- Swedish politicians have Divided opinions on snus (and subsequently the role of nicotine pouches) in relation to Sweden's low smoking rate. At present, a majority in parliament (including the parties that have formed a government) are in favour of a principle of harm minimisation. This means the government wants snus and other smokeless nicotine products, such as e-cigarettes, to be regulated differently from smoking tobacco.
- Recently, the government announced that tax on snus to be reducedand that the reduction will be financed by increasing taxes on cigarettes. Nicotine pouches are regulated at the same way as e-cigarettes, with taxation, age limits and marketing restrictions.
- The Swedish Public Health Agency, on the other hand, is aligned with the opposition and believes that snus and vaping products should be regulated in the same way as cigarettes. The Swedish Public Health Agency has, among other things the issue of banning the flavour of e-cigarettes, a proposal put forward by the previous Social Democratic government, but which was voted down in parliament.

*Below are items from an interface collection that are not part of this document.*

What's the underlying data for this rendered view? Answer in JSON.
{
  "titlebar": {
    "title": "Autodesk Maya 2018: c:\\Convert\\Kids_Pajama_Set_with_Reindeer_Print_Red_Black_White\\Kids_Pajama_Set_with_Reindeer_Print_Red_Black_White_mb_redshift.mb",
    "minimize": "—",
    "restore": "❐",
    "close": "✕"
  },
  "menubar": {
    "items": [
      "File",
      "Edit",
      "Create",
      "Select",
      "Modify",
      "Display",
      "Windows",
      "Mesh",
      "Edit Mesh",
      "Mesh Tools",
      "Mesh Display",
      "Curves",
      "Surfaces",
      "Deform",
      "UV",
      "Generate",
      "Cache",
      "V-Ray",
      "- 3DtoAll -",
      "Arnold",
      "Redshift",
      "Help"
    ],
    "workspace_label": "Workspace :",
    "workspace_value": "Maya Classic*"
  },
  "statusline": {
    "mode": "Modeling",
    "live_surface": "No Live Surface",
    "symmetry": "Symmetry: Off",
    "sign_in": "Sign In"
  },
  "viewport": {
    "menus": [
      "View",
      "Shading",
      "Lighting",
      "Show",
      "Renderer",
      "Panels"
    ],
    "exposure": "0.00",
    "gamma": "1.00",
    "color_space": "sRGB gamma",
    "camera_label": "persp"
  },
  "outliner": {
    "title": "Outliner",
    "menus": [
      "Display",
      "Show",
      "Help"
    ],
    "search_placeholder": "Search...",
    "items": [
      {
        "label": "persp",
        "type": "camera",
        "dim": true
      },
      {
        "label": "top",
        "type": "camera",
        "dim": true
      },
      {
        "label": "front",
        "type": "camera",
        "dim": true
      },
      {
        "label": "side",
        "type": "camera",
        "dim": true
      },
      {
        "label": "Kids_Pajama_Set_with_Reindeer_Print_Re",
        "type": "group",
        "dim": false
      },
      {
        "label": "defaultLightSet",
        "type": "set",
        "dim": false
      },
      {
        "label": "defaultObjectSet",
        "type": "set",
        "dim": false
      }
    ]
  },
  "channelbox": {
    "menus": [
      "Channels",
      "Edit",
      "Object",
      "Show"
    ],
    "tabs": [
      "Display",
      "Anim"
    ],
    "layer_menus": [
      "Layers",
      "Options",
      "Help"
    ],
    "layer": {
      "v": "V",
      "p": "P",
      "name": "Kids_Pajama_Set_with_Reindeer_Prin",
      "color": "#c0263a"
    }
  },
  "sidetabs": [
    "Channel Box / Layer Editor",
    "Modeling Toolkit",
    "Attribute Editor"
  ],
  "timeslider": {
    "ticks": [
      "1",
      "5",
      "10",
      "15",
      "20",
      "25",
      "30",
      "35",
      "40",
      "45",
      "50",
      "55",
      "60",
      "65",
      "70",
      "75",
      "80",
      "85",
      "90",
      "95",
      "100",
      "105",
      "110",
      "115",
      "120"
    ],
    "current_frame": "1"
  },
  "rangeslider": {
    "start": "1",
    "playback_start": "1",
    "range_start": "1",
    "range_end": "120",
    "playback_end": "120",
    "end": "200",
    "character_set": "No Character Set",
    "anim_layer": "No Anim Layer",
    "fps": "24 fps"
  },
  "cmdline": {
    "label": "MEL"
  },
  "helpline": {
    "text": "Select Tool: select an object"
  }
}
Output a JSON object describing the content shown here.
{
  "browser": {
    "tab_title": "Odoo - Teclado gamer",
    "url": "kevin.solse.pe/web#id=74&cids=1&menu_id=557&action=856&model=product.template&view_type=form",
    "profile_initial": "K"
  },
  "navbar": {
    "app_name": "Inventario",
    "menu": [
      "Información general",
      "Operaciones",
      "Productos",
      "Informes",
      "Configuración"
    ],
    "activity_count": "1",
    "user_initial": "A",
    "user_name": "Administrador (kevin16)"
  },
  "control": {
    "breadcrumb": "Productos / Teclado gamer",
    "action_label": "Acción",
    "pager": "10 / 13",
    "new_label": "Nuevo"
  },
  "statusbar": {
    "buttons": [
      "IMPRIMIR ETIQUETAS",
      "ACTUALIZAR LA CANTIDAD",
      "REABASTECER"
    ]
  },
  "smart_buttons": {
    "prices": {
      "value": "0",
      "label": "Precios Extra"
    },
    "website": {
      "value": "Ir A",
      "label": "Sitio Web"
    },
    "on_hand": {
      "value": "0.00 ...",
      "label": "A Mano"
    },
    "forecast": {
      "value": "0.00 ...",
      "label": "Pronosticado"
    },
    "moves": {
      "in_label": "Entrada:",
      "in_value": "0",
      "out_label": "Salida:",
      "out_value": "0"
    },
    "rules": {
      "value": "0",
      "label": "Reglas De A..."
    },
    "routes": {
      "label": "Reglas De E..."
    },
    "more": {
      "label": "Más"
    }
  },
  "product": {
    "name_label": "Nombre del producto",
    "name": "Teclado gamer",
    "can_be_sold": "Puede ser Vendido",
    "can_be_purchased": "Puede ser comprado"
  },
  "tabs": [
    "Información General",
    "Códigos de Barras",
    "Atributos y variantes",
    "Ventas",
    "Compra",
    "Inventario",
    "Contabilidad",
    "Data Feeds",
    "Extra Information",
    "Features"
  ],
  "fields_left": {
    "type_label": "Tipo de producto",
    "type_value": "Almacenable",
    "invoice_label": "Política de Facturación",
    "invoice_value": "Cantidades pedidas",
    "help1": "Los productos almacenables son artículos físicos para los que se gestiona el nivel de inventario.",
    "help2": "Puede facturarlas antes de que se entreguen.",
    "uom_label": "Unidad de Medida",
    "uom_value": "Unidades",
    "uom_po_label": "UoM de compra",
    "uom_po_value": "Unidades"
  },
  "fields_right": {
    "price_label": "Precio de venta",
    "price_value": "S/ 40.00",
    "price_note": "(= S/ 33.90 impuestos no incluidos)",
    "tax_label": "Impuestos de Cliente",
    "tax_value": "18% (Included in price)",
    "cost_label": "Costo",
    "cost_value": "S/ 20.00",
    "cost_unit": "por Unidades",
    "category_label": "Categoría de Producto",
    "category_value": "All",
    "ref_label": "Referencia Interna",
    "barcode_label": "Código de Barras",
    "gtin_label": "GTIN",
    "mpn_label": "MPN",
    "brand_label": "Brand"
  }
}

- The WHO also believes that it is more important to curb the market for all nicotine products than to promote harm minimisation for current and future smokers. The WHO is expected to introduce stricter guidelines for alternative nicotine products in the upcoming revision of its The Tobacco Convention in November, during the tenth meeting of the signatories to the Convention. (COP10).